◆ **Instructions for the task**: Your task is to copy each line of the material below that includes "true".
- - - - - - -
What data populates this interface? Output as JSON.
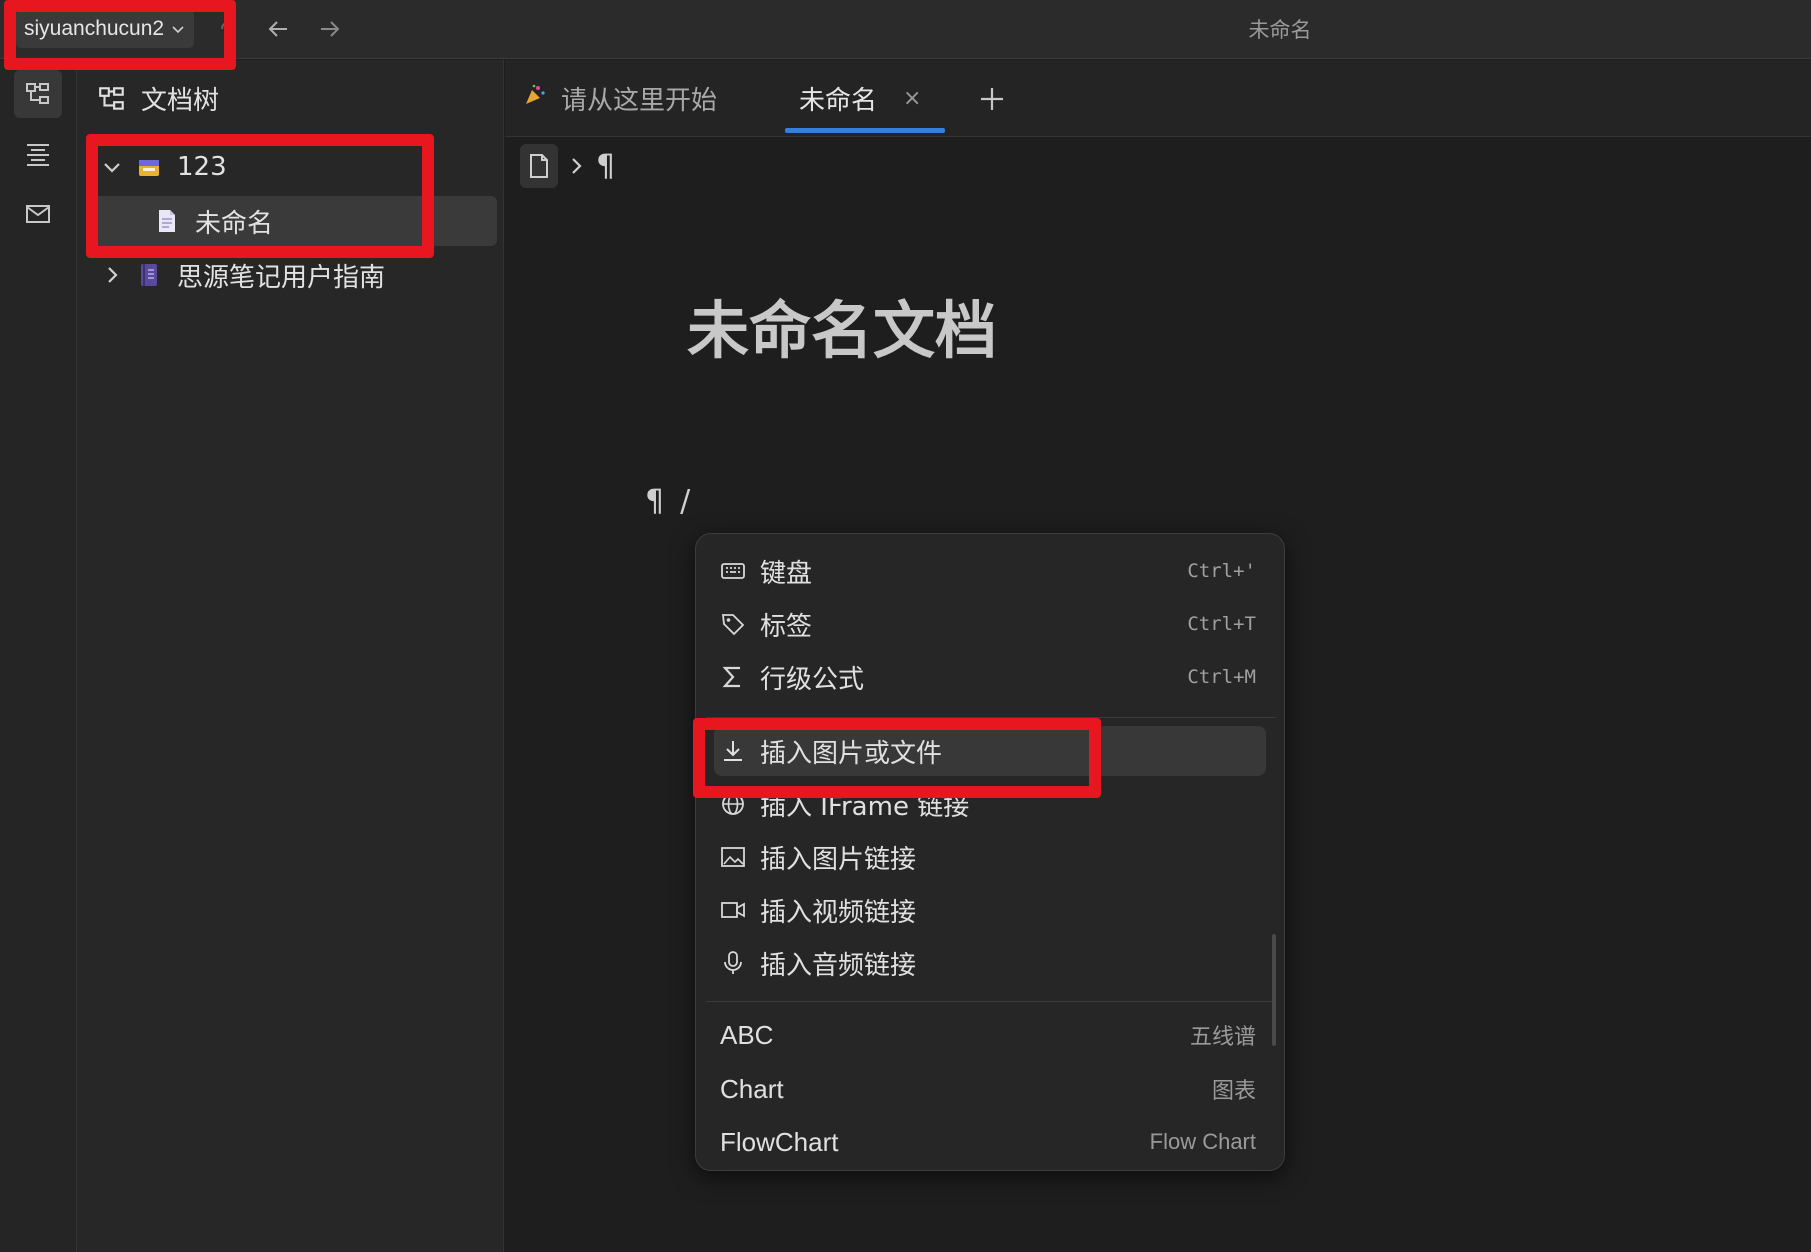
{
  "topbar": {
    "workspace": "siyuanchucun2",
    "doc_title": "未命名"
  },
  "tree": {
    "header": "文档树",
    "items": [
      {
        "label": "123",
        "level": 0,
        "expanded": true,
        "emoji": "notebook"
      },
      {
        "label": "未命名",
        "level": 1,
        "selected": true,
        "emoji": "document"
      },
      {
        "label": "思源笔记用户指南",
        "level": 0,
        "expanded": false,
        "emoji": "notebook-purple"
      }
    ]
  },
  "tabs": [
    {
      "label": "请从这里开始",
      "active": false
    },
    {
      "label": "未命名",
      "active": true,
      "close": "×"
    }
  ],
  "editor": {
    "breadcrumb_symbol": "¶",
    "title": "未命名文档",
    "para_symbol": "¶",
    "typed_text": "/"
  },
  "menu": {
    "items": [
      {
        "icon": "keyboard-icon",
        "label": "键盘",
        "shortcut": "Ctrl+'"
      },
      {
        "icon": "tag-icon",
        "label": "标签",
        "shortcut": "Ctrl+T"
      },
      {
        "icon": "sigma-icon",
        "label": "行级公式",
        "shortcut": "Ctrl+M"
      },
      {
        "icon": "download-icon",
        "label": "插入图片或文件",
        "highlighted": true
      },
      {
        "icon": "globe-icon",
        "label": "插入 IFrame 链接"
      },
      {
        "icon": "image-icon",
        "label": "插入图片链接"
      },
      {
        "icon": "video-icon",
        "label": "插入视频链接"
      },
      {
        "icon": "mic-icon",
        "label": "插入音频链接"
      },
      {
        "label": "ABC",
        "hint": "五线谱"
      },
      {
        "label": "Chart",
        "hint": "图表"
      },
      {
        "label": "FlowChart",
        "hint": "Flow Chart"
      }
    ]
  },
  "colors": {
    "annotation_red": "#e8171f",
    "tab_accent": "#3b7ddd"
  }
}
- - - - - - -
◆ **Solution**:
        "expanded": true,
        "selected": true,
      "active": true,
        "highlighted": true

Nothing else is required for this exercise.